**Task description**: The records below are to be duplicated character for character.

─── Data for this exercise

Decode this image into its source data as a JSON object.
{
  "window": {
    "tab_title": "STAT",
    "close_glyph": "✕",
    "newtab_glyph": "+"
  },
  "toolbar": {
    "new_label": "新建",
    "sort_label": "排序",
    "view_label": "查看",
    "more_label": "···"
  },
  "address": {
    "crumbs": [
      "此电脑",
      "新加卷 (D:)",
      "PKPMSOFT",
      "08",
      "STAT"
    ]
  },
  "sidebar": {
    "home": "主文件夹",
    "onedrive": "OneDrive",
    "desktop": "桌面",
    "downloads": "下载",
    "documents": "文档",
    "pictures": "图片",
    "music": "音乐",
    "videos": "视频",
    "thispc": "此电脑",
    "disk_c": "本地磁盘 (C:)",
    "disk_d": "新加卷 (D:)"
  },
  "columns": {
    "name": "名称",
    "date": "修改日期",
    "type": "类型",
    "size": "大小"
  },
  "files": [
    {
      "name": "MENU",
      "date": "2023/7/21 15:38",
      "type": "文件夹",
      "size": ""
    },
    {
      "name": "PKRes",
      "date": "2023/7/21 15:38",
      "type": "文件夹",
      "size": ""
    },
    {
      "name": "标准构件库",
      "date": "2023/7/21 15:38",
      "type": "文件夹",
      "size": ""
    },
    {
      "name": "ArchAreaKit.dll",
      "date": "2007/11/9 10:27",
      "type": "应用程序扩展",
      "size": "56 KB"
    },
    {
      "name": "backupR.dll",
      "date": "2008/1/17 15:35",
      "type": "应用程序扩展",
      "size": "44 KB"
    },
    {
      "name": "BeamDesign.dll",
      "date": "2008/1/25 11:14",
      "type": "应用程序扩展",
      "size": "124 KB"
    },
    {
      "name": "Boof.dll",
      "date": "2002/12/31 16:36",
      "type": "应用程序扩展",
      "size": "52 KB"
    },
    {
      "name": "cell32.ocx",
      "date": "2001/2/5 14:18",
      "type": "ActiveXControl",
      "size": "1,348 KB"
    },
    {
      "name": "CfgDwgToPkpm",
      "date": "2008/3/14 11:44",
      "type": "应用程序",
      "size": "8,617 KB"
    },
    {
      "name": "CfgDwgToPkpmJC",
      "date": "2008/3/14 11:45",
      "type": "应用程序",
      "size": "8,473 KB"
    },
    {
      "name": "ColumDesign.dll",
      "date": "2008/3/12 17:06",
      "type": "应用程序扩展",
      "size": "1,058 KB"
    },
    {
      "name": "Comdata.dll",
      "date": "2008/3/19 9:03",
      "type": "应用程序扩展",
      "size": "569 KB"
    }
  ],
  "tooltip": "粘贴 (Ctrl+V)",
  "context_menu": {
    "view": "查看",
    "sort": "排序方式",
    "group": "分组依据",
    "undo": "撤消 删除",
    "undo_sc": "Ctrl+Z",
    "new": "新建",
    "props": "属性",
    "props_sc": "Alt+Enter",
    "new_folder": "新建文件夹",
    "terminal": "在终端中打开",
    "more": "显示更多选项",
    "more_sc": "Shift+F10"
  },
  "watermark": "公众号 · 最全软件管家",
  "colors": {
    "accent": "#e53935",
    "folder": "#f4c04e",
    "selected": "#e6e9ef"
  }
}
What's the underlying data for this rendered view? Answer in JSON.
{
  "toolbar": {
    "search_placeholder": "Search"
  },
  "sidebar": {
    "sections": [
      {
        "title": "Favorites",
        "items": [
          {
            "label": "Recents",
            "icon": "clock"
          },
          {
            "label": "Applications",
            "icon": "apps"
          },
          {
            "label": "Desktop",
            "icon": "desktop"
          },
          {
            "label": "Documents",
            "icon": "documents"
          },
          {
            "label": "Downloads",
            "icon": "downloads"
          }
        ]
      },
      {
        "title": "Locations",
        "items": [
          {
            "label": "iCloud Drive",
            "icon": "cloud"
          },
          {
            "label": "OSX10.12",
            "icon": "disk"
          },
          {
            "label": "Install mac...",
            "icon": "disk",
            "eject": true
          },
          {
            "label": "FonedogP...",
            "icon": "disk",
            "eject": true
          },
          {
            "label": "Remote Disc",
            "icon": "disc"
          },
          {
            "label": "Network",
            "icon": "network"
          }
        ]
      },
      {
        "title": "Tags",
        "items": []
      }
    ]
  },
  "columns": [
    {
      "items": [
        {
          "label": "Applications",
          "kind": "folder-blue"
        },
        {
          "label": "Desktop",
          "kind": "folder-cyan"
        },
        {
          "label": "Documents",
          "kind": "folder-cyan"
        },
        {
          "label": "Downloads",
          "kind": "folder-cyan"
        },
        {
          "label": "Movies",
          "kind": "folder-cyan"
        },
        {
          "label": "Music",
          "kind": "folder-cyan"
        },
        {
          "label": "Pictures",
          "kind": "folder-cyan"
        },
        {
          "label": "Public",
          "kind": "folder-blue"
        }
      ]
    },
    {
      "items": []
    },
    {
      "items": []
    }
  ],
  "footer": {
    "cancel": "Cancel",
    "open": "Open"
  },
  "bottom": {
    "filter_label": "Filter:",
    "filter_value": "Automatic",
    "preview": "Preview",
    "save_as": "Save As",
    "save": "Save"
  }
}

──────

**Result of the exercise**:
Decode this image into its source data as a JSON object.
{
  "window": {
    "tab_title": "STAT",
    "close_glyph": "✕",
    "newtab_glyph": "+"
  },
  "toolbar": {
    "new_label": "新建",
    "sort_label": "排序",
    "view_label": "查看",
    "more_label": "···"
  },
  "address": {
    "crumbs": [
      "此电脑",
      "新加卷 (D:)",
      "PKPMSOFT",
      "08",
      "STAT"
    ]
  },
  "sidebar": {
    "home": "主文件夹",
    "onedrive": "OneDrive",
    "desktop": "桌面",
    "downloads": "下载",
    "documents": "文档",
    "pictures": "图片",
    "music": "音乐",
    "videos": "视频",
    "thispc": "此电脑",
    "disk_c": "本地磁盘 (C:)",
    "disk_d": "新加卷 (D:)"
  },
  "columns": {
    "name": "名称",
    "date": "修改日期",
    "type": "类型",
    "size": "大小"
  },
  "files": [
    {
      "name": "MENU",
      "date": "2023/7/21 15:38",
      "type": "文件夹",
      "size": ""
    },
    {
      "name": "PKRes",
      "date": "2023/7/21 15:38",
      "type": "文件夹",
      "size": ""
    },
    {
      "name": "标准构件库",
      "date": "2023/7/21 15:38",
      "type": "文件夹",
      "size": ""
    },
    {
      "name": "ArchAreaKit.dll",
      "date": "2007/11/9 10:27",
      "type": "应用程序扩展",
      "size": "56 KB"
    },
    {
      "name": "backupR.dll",
      "date": "2008/1/17 15:35",
      "type": "应用程序扩展",
      "size": "44 KB"
    },
    {
      "name": "BeamDesign.dll",
      "date": "2008/1/25 11:14",
      "type": "应用程序扩展",
      "size": "124 KB"
    },
    {
      "name": "Boof.dll",
      "date": "2002/12/31 16:36",
      "type": "应用程序扩展",
      "size": "52 KB"
    },
    {
      "name": "cell32.ocx",
      "date": "2001/2/5 14:18",
      "type": "ActiveXControl",
      "size": "1,348 KB"
    },
    {
      "name": "CfgDwgToPkpm",
      "date": "2008/3/14 11:44",
      "type": "应用程序",
      "size": "8,617 KB"
    },
    {
      "name": "CfgDwgToPkpmJC",
      "date": "2008/3/14 11:45",
      "type": "应用程序",
      "size": "8,473 KB"
    },
    {
      "name": "ColumDesign.dll",
      "date": "2008/3/12 17:06",
      "type": "应用程序扩展",
      "size": "1,058 KB"
    },
    {
      "name": "Comdata.dll",
      "date": "2008/3/19 9:03",
      "type": "应用程序扩展",
      "size": "569 KB"
    }
  ],
  "tooltip": "粘贴 (Ctrl+V)",
  "context_menu": {
    "view": "查看",
    "sort": "排序方式",
    "group": "分组依据",
    "undo": "撤消 删除",
    "undo_sc": "Ctrl+Z",
    "new": "新建",
    "props": "属性",
    "props_sc": "Alt+Enter",
    "new_folder": "新建文件夹",
    "terminal": "在终端中打开",
    "more": "显示更多选项",
    "more_sc": "Shift+F10"
  },
  "watermark": "公众号 · 最全软件管家",
  "colors": {
    "accent": "#e53935",
    "folder": "#f4c04e",
    "selected": "#e6e9ef"
  }
}
What's the underlying data for this rendered view? Answer in JSON.
{
  "toolbar": {
    "search_placeholder": "Search"
  },
  "sidebar": {
    "sections": [
      {
        "title": "Favorites",
        "items": [
          {
            "label": "Recents",
            "icon": "clock"
          },
          {
            "label": "Applications",
            "icon": "apps"
          },
          {
            "label": "Desktop",
            "icon": "desktop"
          },
          {
            "label": "Documents",
            "icon": "documents"
          },
          {
            "label": "Downloads",
            "icon": "downloads"
          }
        ]
      },
      {
        "title": "Locations",
        "items": [
          {
            "label": "iCloud Drive",
            "icon": "cloud"
          },
          {
            "label": "OSX10.12",
            "icon": "disk"
          },
          {
            "label": "Install mac...",
            "icon": "disk",
            "eject": true
          },
          {
            "label": "FonedogP...",
            "icon": "disk",
            "eject": true
          },
          {
            "label": "Remote Disc",
            "icon": "disc"
          },
          {
            "label": "Network",
            "icon": "network"
          }
        ]
      },
      {
        "title": "Tags",
        "items": []
      }
    ]
  },
  "columns": [
    {
      "items": [
        {
          "label": "Applications",
          "kind": "folder-blue"
        },
        {
          "label": "Desktop",
          "kind": "folder-cyan"
        },
        {
          "label": "Documents",
          "kind": "folder-cyan"
        },
        {
          "label": "Downloads",
          "kind": "folder-cyan"
        },
        {
          "label": "Movies",
          "kind": "folder-cyan"
        },
        {
          "label": "Music",
          "kind": "folder-cyan"
        },
        {
          "label": "Pictures",
          "kind": "folder-cyan"
        },
        {
          "label": "Public",
          "kind": "folder-blue"
        }
      ]
    },
    {
      "items": []
    },
    {
      "items": []
    }
  ],
  "footer": {
    "cancel": "Cancel",
    "open": "Open"
  },
  "bottom": {
    "filter_label": "Filter:",
    "filter_value": "Automatic",
    "preview": "Preview",
    "save_as": "Save As",
    "save": "Save"
  }
}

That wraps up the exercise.